On Saturday 24th February a Service took place at 11.30am in Tilshead, to commemorate the founding of an elite Regiment that fought in some of the most daring campaigns in World War II.
Formed in February 1942, the Glider Pilot Regiment was made up of volunteers from other parts of the Army. These men were put through some of the most rigorous selection and training processes the forces had to offer, before learning to pilot huge unpowered gliders.
The first stage of their intensive training took place at the Regiment’s first headquarters in Tilshead. The responsibility for this initial training fell to the Regiment’s second in command, and later Commanding Officer, Major George Chatterton. He expected volunteers for the Regiment to reach the highest standards. In 1942 he said:
“We will forge this regiment as a weapon of attack… I shall be quite ruthless… Only the best will be tolerated. If you do not like it, you can go back whence you came.”

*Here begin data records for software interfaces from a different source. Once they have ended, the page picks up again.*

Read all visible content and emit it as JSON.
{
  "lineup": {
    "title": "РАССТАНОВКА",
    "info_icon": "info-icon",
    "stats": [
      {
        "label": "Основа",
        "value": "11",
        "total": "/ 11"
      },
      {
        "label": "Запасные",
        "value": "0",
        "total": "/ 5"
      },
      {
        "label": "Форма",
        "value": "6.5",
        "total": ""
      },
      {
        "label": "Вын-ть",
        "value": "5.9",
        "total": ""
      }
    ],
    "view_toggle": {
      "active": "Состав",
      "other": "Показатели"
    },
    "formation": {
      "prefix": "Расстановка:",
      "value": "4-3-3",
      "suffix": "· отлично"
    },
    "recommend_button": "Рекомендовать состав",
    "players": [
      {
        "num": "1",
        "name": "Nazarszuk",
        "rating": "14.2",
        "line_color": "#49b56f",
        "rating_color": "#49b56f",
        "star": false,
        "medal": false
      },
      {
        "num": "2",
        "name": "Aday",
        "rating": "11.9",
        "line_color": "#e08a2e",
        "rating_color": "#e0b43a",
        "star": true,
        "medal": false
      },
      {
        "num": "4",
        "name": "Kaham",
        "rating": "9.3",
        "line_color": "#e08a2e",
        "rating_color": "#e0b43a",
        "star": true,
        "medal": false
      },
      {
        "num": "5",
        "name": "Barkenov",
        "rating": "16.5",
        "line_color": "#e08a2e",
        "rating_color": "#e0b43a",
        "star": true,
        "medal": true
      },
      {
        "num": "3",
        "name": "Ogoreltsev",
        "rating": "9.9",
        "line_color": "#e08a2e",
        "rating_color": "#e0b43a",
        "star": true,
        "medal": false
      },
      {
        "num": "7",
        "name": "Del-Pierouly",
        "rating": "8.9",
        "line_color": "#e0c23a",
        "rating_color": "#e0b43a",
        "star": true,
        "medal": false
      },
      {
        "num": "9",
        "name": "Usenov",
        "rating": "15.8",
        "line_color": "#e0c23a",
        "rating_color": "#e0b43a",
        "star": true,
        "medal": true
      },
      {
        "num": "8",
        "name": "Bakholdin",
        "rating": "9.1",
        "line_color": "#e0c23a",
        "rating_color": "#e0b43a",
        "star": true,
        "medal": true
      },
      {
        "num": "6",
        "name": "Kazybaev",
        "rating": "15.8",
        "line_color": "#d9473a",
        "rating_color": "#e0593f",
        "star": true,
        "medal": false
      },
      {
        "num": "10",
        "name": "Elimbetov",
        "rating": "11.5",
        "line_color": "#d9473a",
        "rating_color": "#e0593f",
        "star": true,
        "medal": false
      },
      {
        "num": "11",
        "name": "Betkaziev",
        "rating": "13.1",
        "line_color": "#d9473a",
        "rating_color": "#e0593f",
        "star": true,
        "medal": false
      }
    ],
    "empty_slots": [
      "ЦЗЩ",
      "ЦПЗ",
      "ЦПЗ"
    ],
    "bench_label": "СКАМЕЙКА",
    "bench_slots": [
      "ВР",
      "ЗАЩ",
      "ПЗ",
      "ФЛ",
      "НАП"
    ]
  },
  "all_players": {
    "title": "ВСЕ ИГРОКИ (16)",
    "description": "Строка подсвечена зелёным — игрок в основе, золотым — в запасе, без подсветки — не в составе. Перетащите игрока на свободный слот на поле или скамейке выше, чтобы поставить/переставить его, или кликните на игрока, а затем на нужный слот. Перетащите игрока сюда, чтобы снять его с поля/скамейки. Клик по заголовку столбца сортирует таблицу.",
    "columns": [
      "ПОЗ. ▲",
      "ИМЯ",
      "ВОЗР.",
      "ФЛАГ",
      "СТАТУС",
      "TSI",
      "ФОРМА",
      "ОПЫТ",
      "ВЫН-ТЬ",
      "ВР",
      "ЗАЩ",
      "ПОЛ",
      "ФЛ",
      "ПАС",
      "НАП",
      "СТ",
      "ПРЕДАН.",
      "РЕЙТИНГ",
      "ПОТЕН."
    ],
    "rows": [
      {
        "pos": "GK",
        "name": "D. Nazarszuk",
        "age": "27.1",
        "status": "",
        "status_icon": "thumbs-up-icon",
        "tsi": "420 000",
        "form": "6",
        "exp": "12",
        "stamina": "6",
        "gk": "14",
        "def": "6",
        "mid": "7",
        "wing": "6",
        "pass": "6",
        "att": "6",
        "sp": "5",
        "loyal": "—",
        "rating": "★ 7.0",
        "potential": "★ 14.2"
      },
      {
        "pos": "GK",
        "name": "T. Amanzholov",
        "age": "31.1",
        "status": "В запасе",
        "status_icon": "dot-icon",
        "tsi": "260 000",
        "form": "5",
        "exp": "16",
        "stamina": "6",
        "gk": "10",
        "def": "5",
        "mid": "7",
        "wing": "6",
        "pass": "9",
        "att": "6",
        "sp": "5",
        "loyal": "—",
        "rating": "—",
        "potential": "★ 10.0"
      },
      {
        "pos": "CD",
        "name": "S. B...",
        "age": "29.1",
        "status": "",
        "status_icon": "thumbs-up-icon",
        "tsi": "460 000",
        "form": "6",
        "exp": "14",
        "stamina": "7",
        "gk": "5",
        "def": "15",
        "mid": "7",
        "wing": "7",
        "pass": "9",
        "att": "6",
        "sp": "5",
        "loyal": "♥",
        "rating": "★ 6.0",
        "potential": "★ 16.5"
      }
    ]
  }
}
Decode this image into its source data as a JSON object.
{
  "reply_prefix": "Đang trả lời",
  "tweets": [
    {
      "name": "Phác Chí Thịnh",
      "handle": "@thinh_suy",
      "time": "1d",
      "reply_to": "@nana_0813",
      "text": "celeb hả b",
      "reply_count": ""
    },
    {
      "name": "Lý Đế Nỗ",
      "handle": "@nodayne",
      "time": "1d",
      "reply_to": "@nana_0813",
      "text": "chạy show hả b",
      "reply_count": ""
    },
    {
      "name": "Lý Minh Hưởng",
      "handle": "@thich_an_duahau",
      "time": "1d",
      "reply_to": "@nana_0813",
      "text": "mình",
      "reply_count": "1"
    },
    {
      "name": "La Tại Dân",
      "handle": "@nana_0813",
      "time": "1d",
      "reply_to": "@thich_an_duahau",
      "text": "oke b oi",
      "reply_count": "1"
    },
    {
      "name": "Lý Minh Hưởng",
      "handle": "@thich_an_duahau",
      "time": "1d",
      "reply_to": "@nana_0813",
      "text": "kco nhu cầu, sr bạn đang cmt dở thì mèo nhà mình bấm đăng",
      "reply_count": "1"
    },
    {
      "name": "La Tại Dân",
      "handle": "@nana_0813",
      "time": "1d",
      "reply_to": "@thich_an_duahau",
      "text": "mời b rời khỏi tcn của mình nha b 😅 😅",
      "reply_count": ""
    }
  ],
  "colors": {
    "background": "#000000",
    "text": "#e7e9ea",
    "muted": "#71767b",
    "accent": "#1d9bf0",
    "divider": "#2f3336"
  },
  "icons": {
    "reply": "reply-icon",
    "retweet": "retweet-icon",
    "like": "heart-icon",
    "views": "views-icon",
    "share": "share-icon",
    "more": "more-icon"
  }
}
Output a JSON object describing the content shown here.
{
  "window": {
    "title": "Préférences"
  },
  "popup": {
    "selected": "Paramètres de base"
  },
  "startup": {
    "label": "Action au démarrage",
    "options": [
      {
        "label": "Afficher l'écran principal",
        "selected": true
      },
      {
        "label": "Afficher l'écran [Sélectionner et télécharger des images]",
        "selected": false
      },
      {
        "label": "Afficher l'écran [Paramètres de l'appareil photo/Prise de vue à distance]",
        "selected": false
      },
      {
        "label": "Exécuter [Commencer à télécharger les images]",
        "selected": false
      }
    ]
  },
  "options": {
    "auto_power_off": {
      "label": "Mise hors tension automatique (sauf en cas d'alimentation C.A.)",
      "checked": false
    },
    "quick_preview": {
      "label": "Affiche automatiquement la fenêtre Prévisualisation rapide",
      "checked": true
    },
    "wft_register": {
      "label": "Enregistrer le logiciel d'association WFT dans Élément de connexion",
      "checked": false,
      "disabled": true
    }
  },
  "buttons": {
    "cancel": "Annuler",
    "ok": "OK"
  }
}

He remained true to his word. The volunteers were put through tough run marches, obstacle courses and drills on a daily basis. On completing their physical training, they had to return to the camp and ready themselves for inspection on the parade ground. They were judged harshly on every aspect, and should they not meet the strict physical or presentation standards, they were returned back to their original unit. Many did not make the grade, and were sent packing with the letters LMF (Lack of Moral Fibre) stamped forever on their service records. All of this happened before any of them even glimpsed an aircraft.
Those few who did make it through the onerous process, went on to train initially on powered aircraft and then large, troop carrying gliders. Once fully qualified, these men would achieve extraordinary feats of flying, touching their gliders down on unprepared landing zones behind enemy lines, and taking up arms to fight beside the troops who they carried into battle. They adopted whatever role was required of them and became known as “Total Soldiers”. They took part in some of the most significant actions in World War II, including the Invasion of Sicily, D-Day, Operation Market Garden and the Rhine Crossing.
There were veterans who were critical of the harsh training they were put through at Tilshead, but many others acknowledged that it prepared them for the experiences they endured during the rest of the war. The Regiment was moved to Fargo Camp, near Larkhill, in September 1943, but Tilshead will forever be remembered as the Regiment’s first home.
In 2004 local resident Frank Druce and his wife organised a memorial stone to be placed alongside the existing Parachute Regiment Memorial. In the past an annual service had been held at the memorial stones by the veterans of the Glider Pilot Regiment Association. In 2016 the Regimental Association was wound down due to the declining number of veterans still alive and the memorial service ceased. The new Glider Pilot Regiment Society was formed by the many families and friends of these brave men. Their aim is to continue supporting those who served and celebrate the history of the Regiment for future generations.
For further details of the Glider Pilot Regiment Society please e-mail: firstname.lastname@example.org or visit their website: www.gliderpilotregiment.org.uk